----- EXERCISE MATERIALS -----

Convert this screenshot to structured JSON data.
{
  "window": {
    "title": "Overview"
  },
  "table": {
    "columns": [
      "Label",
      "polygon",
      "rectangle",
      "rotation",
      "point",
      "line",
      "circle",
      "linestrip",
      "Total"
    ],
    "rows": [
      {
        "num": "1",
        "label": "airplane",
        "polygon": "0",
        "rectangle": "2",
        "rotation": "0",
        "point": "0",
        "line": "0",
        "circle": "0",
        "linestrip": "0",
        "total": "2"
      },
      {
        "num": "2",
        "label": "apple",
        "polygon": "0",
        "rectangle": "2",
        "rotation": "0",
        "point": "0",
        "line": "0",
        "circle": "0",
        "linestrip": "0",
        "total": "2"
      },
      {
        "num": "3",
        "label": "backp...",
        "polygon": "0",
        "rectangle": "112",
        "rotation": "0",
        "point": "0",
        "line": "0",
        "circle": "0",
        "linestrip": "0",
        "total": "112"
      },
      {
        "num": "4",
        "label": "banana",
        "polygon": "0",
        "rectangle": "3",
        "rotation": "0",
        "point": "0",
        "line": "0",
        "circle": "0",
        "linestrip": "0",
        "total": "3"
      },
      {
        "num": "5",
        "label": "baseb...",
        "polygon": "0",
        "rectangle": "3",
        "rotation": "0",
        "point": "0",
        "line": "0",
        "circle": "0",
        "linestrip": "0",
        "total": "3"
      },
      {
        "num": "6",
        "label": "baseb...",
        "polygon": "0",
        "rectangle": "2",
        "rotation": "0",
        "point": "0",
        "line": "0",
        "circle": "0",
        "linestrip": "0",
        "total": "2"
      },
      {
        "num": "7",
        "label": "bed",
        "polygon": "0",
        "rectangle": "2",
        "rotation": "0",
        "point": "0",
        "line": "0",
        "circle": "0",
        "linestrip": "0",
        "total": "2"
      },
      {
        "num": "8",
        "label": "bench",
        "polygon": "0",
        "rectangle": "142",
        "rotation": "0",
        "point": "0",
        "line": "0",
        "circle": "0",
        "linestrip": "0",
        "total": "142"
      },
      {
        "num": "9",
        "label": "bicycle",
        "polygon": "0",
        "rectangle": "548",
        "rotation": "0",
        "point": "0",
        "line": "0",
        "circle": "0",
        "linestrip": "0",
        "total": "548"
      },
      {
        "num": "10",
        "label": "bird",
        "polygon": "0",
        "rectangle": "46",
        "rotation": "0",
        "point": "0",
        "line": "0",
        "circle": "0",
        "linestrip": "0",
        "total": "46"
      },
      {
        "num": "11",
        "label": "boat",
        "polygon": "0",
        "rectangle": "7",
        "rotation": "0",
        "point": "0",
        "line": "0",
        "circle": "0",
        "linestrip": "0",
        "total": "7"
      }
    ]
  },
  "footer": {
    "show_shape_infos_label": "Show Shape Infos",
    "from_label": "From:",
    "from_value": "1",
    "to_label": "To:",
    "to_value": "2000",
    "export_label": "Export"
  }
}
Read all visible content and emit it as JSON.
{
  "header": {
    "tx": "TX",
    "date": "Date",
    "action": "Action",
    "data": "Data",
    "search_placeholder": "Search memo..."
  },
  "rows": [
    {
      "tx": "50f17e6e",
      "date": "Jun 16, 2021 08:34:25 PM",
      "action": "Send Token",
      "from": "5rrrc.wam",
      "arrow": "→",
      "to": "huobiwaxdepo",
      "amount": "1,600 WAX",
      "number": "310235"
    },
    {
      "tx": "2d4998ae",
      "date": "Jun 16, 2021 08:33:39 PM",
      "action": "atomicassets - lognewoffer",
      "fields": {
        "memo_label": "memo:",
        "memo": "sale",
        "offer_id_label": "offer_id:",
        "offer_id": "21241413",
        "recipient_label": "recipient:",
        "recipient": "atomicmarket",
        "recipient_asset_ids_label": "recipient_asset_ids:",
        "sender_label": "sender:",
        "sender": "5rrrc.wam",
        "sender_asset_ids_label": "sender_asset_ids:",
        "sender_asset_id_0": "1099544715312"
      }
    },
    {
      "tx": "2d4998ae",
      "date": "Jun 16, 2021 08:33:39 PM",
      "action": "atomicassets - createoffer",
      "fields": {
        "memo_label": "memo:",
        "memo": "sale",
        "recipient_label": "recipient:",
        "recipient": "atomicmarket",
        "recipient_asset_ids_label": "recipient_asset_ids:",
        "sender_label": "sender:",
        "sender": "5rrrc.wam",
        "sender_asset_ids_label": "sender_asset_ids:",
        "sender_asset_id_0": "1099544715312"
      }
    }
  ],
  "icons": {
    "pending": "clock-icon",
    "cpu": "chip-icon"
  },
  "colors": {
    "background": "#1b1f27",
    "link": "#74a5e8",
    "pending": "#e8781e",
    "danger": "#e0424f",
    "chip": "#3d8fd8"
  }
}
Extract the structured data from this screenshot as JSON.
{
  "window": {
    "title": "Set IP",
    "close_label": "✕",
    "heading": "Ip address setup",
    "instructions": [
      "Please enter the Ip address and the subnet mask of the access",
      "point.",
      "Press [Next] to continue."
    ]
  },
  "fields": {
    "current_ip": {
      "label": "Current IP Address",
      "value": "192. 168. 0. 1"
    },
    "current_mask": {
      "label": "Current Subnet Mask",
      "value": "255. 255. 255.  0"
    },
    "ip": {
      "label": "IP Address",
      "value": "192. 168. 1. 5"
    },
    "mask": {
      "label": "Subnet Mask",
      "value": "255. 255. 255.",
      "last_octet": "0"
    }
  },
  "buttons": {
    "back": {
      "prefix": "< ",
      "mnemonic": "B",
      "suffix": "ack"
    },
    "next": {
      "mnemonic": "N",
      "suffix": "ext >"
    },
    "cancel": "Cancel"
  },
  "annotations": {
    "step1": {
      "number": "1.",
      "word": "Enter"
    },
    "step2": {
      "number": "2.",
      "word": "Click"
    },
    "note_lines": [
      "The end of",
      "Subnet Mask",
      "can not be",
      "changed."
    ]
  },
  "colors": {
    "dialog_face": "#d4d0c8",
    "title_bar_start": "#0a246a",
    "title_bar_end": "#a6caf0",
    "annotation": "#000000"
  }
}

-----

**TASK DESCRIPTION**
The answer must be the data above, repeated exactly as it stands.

**SOLVED EXERCISE**
Convert this screenshot to structured JSON data.
{
  "window": {
    "title": "Overview"
  },
  "table": {
    "columns": [
      "Label",
      "polygon",
      "rectangle",
      "rotation",
      "point",
      "line",
      "circle",
      "linestrip",
      "Total"
    ],
    "rows": [
      {
        "num": "1",
        "label": "airplane",
        "polygon": "0",
        "rectangle": "2",
        "rotation": "0",
        "point": "0",
        "line": "0",
        "circle": "0",
        "linestrip": "0",
        "total": "2"
      },
      {
        "num": "2",
        "label": "apple",
        "polygon": "0",
        "rectangle": "2",
        "rotation": "0",
        "point": "0",
        "line": "0",
        "circle": "0",
        "linestrip": "0",
        "total": "2"
      },
      {
        "num": "3",
        "label": "backp...",
        "polygon": "0",
        "rectangle": "112",
        "rotation": "0",
        "point": "0",
        "line": "0",
        "circle": "0",
        "linestrip": "0",
        "total": "112"
      },
      {
        "num": "4",
        "label": "banana",
        "polygon": "0",
        "rectangle": "3",
        "rotation": "0",
        "point": "0",
        "line": "0",
        "circle": "0",
        "linestrip": "0",
        "total": "3"
      },
      {
        "num": "5",
        "label": "baseb...",
        "polygon": "0",
        "rectangle": "3",
        "rotation": "0",
        "point": "0",
        "line": "0",
        "circle": "0",
        "linestrip": "0",
        "total": "3"
      },
      {
        "num": "6",
        "label": "baseb...",
        "polygon": "0",
        "rectangle": "2",
        "rotation": "0",
        "point": "0",
        "line": "0",
        "circle": "0",
        "linestrip": "0",
        "total": "2"
      },
      {
        "num": "7",
        "label": "bed",
        "polygon": "0",
        "rectangle": "2",
        "rotation": "0",
        "point": "0",
        "line": "0",
        "circle": "0",
        "linestrip": "0",
        "total": "2"
      },
      {
        "num": "8",
        "label": "bench",
        "polygon": "0",
        "rectangle": "142",
        "rotation": "0",
        "point": "0",
        "line": "0",
        "circle": "0",
        "linestrip": "0",
        "total": "142"
      },
      {
        "num": "9",
        "label": "bicycle",
        "polygon": "0",
        "rectangle": "548",
        "rotation": "0",
        "point": "0",
        "line": "0",
        "circle": "0",
        "linestrip": "0",
        "total": "548"
      },
      {
        "num": "10",
        "label": "bird",
        "polygon": "0",
        "rectangle": "46",
        "rotation": "0",
        "point": "0",
        "line": "0",
        "circle": "0",
        "linestrip": "0",
        "total": "46"
      },
      {
        "num": "11",
        "label": "boat",
        "polygon": "0",
        "rectangle": "7",
        "rotation": "0",
        "point": "0",
        "line": "0",
        "circle": "0",
        "linestrip": "0",
        "total": "7"
      }
    ]
  },
  "footer": {
    "show_shape_infos_label": "Show Shape Infos",
    "from_label": "From:",
    "from_value": "1",
    "to_label": "To:",
    "to_value": "2000",
    "export_label": "Export"
  }
}
Read all visible content and emit it as JSON.
{
  "header": {
    "tx": "TX",
    "date": "Date",
    "action": "Action",
    "data": "Data",
    "search_placeholder": "Search memo..."
  },
  "rows": [
    {
      "tx": "50f17e6e",
      "date": "Jun 16, 2021 08:34:25 PM",
      "action": "Send Token",
      "from": "5rrrc.wam",
      "arrow": "→",
      "to": "huobiwaxdepo",
      "amount": "1,600 WAX",
      "number": "310235"
    },
    {
      "tx": "2d4998ae",
      "date": "Jun 16, 2021 08:33:39 PM",
      "action": "atomicassets - lognewoffer",
      "fields": {
        "memo_label": "memo:",
        "memo": "sale",
        "offer_id_label": "offer_id:",
        "offer_id": "21241413",
        "recipient_label": "recipient:",
        "recipient": "atomicmarket",
        "recipient_asset_ids_label": "recipient_asset_ids:",
        "sender_label": "sender:",
        "sender": "5rrrc.wam",
        "sender_asset_ids_label": "sender_asset_ids:",
        "sender_asset_id_0": "1099544715312"
      }
    },
    {
      "tx": "2d4998ae",
      "date": "Jun 16, 2021 08:33:39 PM",
      "action": "atomicassets - createoffer",
      "fields": {
        "memo_label": "memo:",
        "memo": "sale",
        "recipient_label": "recipient:",
        "recipient": "atomicmarket",
        "recipient_asset_ids_label": "recipient_asset_ids:",
        "sender_label": "sender:",
        "sender": "5rrrc.wam",
        "sender_asset_ids_label": "sender_asset_ids:",
        "sender_asset_id_0": "1099544715312"
      }
    }
  ],
  "icons": {
    "pending": "clock-icon",
    "cpu": "chip-icon"
  },
  "colors": {
    "background": "#1b1f27",
    "link": "#74a5e8",
    "pending": "#e8781e",
    "danger": "#e0424f",
    "chip": "#3d8fd8"
  }
}
Extract the structured data from this screenshot as JSON.
{
  "window": {
    "title": "Set IP",
    "close_label": "✕",
    "heading": "Ip address setup",
    "instructions": [
      "Please enter the Ip address and the subnet mask of the access",
      "point.",
      "Press [Next] to continue."
    ]
  },
  "fields": {
    "current_ip": {
      "label": "Current IP Address",
      "value": "192. 168. 0. 1"
    },
    "current_mask": {
      "label": "Current Subnet Mask",
      "value": "255. 255. 255.  0"
    },
    "ip": {
      "label": "IP Address",
      "value": "192. 168. 1. 5"
    },
    "mask": {
      "label": "Subnet Mask",
      "value": "255. 255. 255.",
      "last_octet": "0"
    }
  },
  "buttons": {
    "back": {
      "prefix": "< ",
      "mnemonic": "B",
      "suffix": "ack"
    },
    "next": {
      "mnemonic": "N",
      "suffix": "ext >"
    },
    "cancel": "Cancel"
  },
  "annotations": {
    "step1": {
      "number": "1.",
      "word": "Enter"
    },
    "step2": {
      "number": "2.",
      "word": "Click"
    },
    "note_lines": [
      "The end of",
      "Subnet Mask",
      "can not be",
      "changed."
    ]
  },
  "colors": {
    "dialog_face": "#d4d0c8",
    "title_bar_start": "#0a246a",
    "title_bar_end": "#a6caf0",
    "annotation": "#000000"
  }
}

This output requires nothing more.